(With apologies to RL Stevenson)When I was ill, alone in bed,
I had a rag wrapped round my head
–Filled with onions, bad advice,
For onions reek so once they’re sliced.
All about me on the quilt
Were magazines to read, sans guilt.
Thus I lay for hours til
My smelly headdress grew quite chill.
Then I got up and drew a bath
–With bubbles and a duck for laughs;
But gradually I got too hot. Oh!
Now I’m fine, I think, but blotto.
The screen door slammed, clattered, and Eve picked up
a sack of flour she didn’t really need, mostly because
it was in an actual sack. Grandma must’ve bought
plenty just like it back in the mountain days when ladies
had to think weeks or months ahead. Eve kept marbles
in one when she was a little girl, let it sleep with her dolls
to make it into a girl’s toy too. She was no girl now, having
sugar, cinnamon sticks, baking powder, canned milk–all one
might need to create a month of feasts for four–labeled
and stored in matched plastic tubs with hermetic(sp.) sealing.
Hers was the best-stocked pantry for miles. Back home,
she micro-steamed veggies. All she ever lacked was time.
14 First Draft
You cannot teach a poem the way you show a child
how to tie his shoes. For one thing, it’s alright
that words often get tied into knots, again and again,
before becoming useful.
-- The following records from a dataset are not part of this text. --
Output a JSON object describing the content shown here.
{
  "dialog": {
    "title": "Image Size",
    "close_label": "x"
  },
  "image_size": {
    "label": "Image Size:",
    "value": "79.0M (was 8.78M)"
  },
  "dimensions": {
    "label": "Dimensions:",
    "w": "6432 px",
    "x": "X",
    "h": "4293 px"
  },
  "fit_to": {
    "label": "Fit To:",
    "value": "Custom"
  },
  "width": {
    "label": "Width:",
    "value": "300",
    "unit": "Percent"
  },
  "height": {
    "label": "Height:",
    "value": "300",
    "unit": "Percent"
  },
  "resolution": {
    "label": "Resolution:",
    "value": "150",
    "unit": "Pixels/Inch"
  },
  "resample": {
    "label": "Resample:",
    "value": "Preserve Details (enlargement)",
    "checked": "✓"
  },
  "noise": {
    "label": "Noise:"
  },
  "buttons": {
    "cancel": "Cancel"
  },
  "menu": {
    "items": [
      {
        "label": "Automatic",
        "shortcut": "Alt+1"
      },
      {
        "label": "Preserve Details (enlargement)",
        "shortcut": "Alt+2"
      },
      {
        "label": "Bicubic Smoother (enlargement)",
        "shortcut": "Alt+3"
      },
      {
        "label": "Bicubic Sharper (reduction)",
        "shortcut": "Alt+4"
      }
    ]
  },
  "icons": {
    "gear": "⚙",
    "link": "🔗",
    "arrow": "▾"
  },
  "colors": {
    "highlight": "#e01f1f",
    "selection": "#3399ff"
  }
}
And neatness does not count,
or guarantee in any way at all that the poem won’t trip.
You cannot teach a poet the way you show a man
how to make love to you, his now woman. A man
will understand that his touch is always right when his
heart is in exactly the right spot. All a poet knows
is that the love of his life will never be satisfied.
15 About the Author
She cheated on her husband, and her kids
always looked like ragamuffins. She was,
you know, quite the drunk. The house was
in shambles. Her elderly mother wandered
often into traffic until a neighbor took her in.
Her editor, one of those many lovers taken–
taken for all they had and left to fend, like
the rest, for themselves–well, he washed up
one day. Dreadful bloated-blue, poor fool.
Writing was her life. She wrote well, died young.
16 The Son’s Apology
Oh, please, don’t give me wings,
then tell me not to use them!
I tried so hard, Father, to stay
within the limits, safe, like you.
I know I am indeed too close,
feel that it is over now, but I am–
or was–only human, and it,
Oh, it! Glowing with so much
energy and passion for me
that makes me laugh and cry–
Please, don’t you weep for me!
It’s the sun, O Father, it’s the sun!!
I found a word in ceramic today,
when I was looking for a cookie.
Something had bent the lone verb’s
spine, and I took pity on it, pressed it
with a rolling pin into green sugar until
its eyes glowed sticky-sweet into mine.
All night I thought about it, placed back
alone without the weight or smoothness
of wood to keep it fit to devour, but I
needn’t have worried. The top brimmed
by morning with nouns, adjectives, a modifier
dangling from the side. So I let the sentences
spill over the counter as I gulped my coffee.